Friday before the 3 day weekend. Kickass.
I tried to watch Ju-on: The Grudge last night, but it really freaked me out. It's Japanese (I think they tried to do an American remake with Sarah Michelle Gellar), and it doesn't have a lot of blood and guts. It does, however, do a good job of conveying the horror that you feel when you see something which has no place in an ordered, rational universe. It's the kind of horror that you feel when you're not sure whether you're really seeing the impossible occurring or whether you're going mad and hallucinating (either option isn't especially good). The movie had me totally disoriented, not only because of the freaky things which happen in it, but also because of its disjointed narrative style.
As I said, I didn't make it all the way through, but I hope to finish it tonight. I just couldn't watch it right up until the time I went to bed or I knew I would have little Japanese ghost kids and living shadows plaguing my dreams all night.

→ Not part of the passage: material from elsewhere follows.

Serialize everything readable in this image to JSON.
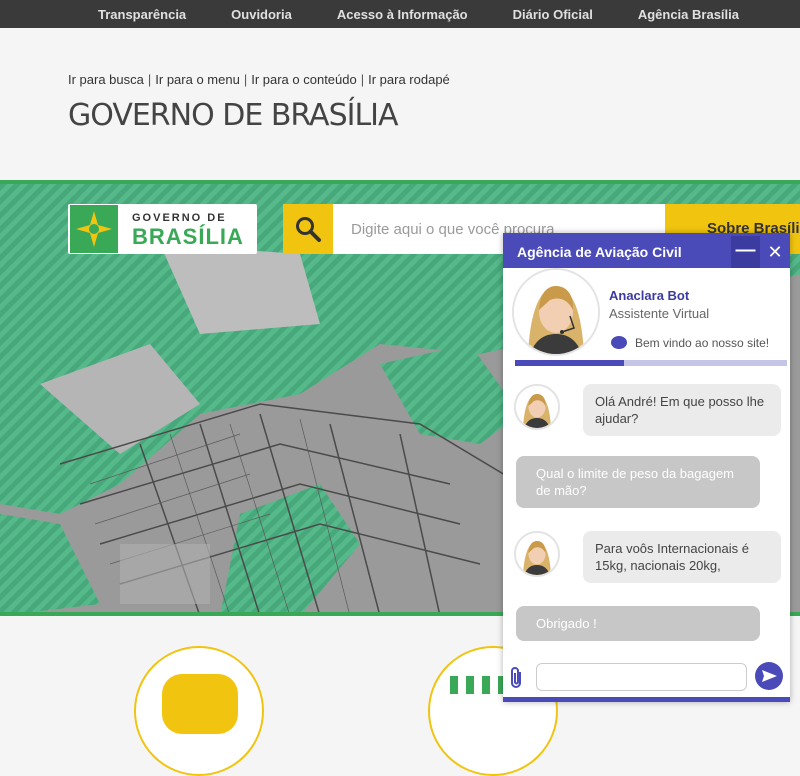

And I would like to take a second to shout out mad props to the Reverend Martin Luther King. God bless that man not only for his dreams of equality, but for the way in which he went about seeing them fulfilled. Political revolution for civil rights through nonviolent means. That man was the closest thing to a saint that this country has probably ever produced, and in the end they killed him for it. Still, he accomplished a lot with the time that he had, and if I could go out fighting for a cause half as worthwhile, I would consider my life a success. America needs more people like him.
In the interest of trying to keep things interesting, I will disseminate one of my actual opinions which may or may not be controversial. People who insist upon living in areas which have been proven to be prone to natural disasters should not receive monetary assistance or relief from federal tax dollars. This means, if you keep rebuilding your house under a hill where there are mudslides, you do it at your own risk. This may not sound too controversial, but I also believe that my federal tax dollars shouldn't pay to rebuild California the next time there's an earthquake. There have been earthquakes there before, and experts say there will be more in the geologically near future, and next time they will be worse. I'm out, California. I don't want to rebuild your earthquake traps. I'm not saying you can't live out there, but I'm just saying I don't want to foot the bill for it. Same thing to you, Florida. You wanna live in a state that is bound to be devastated by hurricanes several times every decade- you're on your own.
Anyway, I know that some disasters will be unforseeable, and I'm ok with helping out when one of them is a surprise, but for the people who keep building where there are recurring, catastrophic problems- I wish you good luck and godspeed on your own.